MANAGING THE RISK OF ATHLETE BURNOUT WITH OR WITHOUT EARLY SPECIALIZATION
Author: Dr. Heather Larson is a post-doctoral fellow in the Faculty of Kinesiology, Sport, and Recreation at the University of Alberta.
April 25, 2019
Parents who dream of their children becoming professional athletes, and coaches who believe that single-minded dedication is the only way to reach the top of their sport, have contributed to an increase in early sport specialization. However, there are many researchers, coaches, and athletes who have been pushing back on this trend, citing a range of negative repercussions relating to skill development and the risk of physical and psychological harm.
WHAT IS EARLY SPECIALIZATION?
Experts in sport psychology, talent development, and sport medicine have recently reached consensus on a definition for early specialization (LaPrade et al., 2016). This definition includes three criteria:
Involvement of prepubertal children
Participation in one sport, to the exclusion of others
Participation in intensive training and/or competition in organized sport for more than 8 months per year
WHAT ARE PEOPLE SAYING ABOUT EARLY SPECIALIZATION AND BURNOUT?
The same experts who defined early specialization also stated, “…there is no evidence that young children will benefit from early sport specialization in the majority of sports. They are subject to overuse injury and burnout from concentrated activity” (Laprade et al., 2016, p. 1).
The most widely accepted definition of athlete burnout describes it as a psychological syndrome characterized by emotional and physical exhaustion, a reduced sense of accomplishment in sport, and sport devaluation—not valuing or caring as much about sport as they used to (Raedeke, 1997).
There are several reasons why we might see a relationship between early specialization and burnout:
Heavy training volumes and inadequate recovery time can lead to overtraining and staleness, which may contribute to physical exhaustion and other aspects of burnout.
High levels of deliberate practice and little time for play can lead to decreased enjoyment, which is negatively associated with burnout.
Highly structured, intensive training may leave young athletes feeling that they have very little control or input into their participation in sport.
However, a careful review of the literature reveals that many of the warnings about the association between early specialization and burnout are based more on theory than on actual evidence.
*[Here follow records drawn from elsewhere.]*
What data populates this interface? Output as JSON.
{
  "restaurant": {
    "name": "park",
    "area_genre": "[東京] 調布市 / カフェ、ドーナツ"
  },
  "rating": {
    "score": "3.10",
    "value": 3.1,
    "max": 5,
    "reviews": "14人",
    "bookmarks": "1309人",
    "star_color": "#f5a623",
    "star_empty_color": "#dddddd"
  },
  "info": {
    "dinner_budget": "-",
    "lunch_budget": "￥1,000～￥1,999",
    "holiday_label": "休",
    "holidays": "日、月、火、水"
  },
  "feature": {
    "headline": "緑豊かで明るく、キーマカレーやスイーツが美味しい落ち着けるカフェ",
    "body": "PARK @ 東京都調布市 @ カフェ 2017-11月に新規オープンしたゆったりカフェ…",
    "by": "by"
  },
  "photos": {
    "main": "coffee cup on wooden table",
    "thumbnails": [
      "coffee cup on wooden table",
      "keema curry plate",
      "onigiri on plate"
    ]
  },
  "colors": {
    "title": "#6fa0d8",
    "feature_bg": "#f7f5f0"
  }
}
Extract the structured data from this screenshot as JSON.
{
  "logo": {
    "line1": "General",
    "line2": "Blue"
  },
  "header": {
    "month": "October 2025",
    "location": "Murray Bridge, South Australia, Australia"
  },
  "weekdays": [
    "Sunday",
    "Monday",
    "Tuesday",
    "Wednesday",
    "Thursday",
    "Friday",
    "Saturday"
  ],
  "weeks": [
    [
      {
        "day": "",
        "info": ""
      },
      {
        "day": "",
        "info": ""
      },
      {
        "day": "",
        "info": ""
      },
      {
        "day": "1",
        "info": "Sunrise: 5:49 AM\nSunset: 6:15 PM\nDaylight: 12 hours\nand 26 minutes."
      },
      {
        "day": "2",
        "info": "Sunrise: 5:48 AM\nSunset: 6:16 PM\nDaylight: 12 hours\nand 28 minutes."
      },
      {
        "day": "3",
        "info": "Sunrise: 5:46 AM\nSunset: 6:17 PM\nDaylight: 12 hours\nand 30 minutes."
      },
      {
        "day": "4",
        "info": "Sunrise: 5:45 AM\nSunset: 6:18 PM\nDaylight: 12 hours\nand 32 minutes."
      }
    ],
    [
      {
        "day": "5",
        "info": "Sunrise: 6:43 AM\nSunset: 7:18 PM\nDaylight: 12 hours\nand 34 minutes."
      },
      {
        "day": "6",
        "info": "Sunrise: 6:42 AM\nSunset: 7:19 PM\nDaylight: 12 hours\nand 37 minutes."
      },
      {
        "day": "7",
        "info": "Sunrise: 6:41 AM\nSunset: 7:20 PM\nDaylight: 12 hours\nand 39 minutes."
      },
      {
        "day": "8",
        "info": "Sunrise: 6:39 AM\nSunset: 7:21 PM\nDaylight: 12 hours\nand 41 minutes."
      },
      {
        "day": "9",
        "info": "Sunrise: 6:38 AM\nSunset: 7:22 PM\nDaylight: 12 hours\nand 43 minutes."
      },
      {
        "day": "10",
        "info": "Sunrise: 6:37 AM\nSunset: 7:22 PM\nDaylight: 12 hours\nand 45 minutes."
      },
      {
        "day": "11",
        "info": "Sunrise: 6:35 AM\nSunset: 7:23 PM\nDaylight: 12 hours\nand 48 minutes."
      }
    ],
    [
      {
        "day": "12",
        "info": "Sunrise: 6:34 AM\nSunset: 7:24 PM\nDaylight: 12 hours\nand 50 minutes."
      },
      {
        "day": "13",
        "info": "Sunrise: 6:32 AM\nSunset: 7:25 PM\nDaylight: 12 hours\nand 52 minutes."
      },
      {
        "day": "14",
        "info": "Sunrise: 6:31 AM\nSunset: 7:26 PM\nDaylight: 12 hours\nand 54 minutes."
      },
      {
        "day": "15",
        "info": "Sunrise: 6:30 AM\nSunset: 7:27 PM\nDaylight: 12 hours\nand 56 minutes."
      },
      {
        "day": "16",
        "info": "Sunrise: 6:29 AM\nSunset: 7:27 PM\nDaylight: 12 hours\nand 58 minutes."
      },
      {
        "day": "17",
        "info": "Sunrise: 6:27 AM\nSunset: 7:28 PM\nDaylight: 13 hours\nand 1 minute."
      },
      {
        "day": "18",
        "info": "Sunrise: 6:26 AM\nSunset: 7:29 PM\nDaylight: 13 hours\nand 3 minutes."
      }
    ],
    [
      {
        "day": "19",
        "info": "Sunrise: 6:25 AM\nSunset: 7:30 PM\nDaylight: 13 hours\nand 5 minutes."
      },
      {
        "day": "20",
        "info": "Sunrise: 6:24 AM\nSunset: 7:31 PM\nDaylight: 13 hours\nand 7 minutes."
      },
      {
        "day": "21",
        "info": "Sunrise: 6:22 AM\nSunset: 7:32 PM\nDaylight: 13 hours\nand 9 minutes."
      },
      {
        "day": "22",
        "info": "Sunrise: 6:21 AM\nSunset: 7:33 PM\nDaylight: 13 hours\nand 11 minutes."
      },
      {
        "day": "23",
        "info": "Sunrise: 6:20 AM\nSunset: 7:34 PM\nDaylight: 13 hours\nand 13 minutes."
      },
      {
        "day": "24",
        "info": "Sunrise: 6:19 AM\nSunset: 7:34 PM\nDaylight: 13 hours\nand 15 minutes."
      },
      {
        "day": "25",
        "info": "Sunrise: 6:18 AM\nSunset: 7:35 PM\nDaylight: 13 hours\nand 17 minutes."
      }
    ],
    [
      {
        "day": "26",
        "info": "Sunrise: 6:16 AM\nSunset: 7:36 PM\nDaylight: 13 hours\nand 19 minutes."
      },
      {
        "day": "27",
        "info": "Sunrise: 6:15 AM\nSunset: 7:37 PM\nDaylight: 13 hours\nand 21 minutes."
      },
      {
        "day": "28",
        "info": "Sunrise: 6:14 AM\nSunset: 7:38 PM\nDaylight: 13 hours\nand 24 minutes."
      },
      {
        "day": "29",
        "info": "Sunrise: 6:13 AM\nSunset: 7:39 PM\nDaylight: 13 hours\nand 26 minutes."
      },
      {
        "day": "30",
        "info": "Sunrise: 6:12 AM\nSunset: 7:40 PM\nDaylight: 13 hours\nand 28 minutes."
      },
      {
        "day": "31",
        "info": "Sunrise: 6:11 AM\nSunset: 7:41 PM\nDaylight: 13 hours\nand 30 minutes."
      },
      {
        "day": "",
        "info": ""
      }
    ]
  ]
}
Most research on early specialization comes from a talent development or injury prevention perspective. Less is known about the relationship between early specialization and psychosocial or behavioural outcomes, like burnout and dropout from sport.
We set out to conduct a study that would add empirical evidence to the literature on early specialization and burnout (Larson, Young, McHugh, & Rodgers, 2019).